The future-oriented attitude of people investing in NFTs lends itself well to acquiring game elements that exist outside game frameworks—as does a willingness to speculate.
The bulk of the NFT market, and most ectogames, are currently on the Ethereum blockchain. Unlike Bitcoin, Ethereum was designed to be more than a distributed ledger for digital currency. Ethereum, and other blockchains like it, can hold and exchange more complex tokens and smart contracts that execute functions with code. NFTs are often criticized for not being actual art objects, but rather mere certificates pointing to image files saved somewhere else. Although this is true for most NFTs, the potential exists for smart contracts to do much more, such as creating generative art through code and operating as dynamic game elements. The NFTs that make up Blitmap, Lost Poets, and Forgotten Runes Wizard’s Cult are subject to various transformations as narratives evolve and fictional worlds are fleshed out.
Ectogames are emerging from the flurry of experimentation and speculation in the NFT space. Blockchain technology may or may not be a prerequisite for them. But the future-oriented attitude of people investing in NFTs lends itself well to acquiring game elements that exist outside game frameworks—as does a willingness to speculate. Participants in ectogames are all betting that a game, or something like it, will form around the elements they own, and that those elements will hold or gain value while that happens.
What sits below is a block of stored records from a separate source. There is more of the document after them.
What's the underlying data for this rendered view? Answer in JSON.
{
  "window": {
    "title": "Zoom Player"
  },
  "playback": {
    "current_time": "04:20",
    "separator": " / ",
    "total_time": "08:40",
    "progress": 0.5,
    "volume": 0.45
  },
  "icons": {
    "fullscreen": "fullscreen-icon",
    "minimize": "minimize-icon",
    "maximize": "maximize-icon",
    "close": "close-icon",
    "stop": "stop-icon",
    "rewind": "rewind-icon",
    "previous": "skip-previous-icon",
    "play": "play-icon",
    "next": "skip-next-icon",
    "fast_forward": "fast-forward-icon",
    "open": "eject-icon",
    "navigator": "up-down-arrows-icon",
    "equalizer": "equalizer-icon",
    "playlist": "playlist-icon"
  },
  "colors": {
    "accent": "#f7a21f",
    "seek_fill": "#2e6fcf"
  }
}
While true ectogames are a small subset of the overall NFT market, they capture the spirit of the whole scene, and they may offer a clearer picture of where things are headed than the sale of jpegs might. Everyone purchasing NFTs, from digital art collectors to DeFi bros buying their way into the Bored Ape Yacht Club, are all making the same bet: that a new game, a new way of existing and making money on the internet, will form around them and they’ll own a piece of it. There is no guarantee that will happen. It’s hard to bet wisely when no one tells you the odds, and there’s no way to calculate the odds when the game doesn’t exist.
Kevin Buist is a design strategist, curator, and writer based in Grand Rapids, Michigan.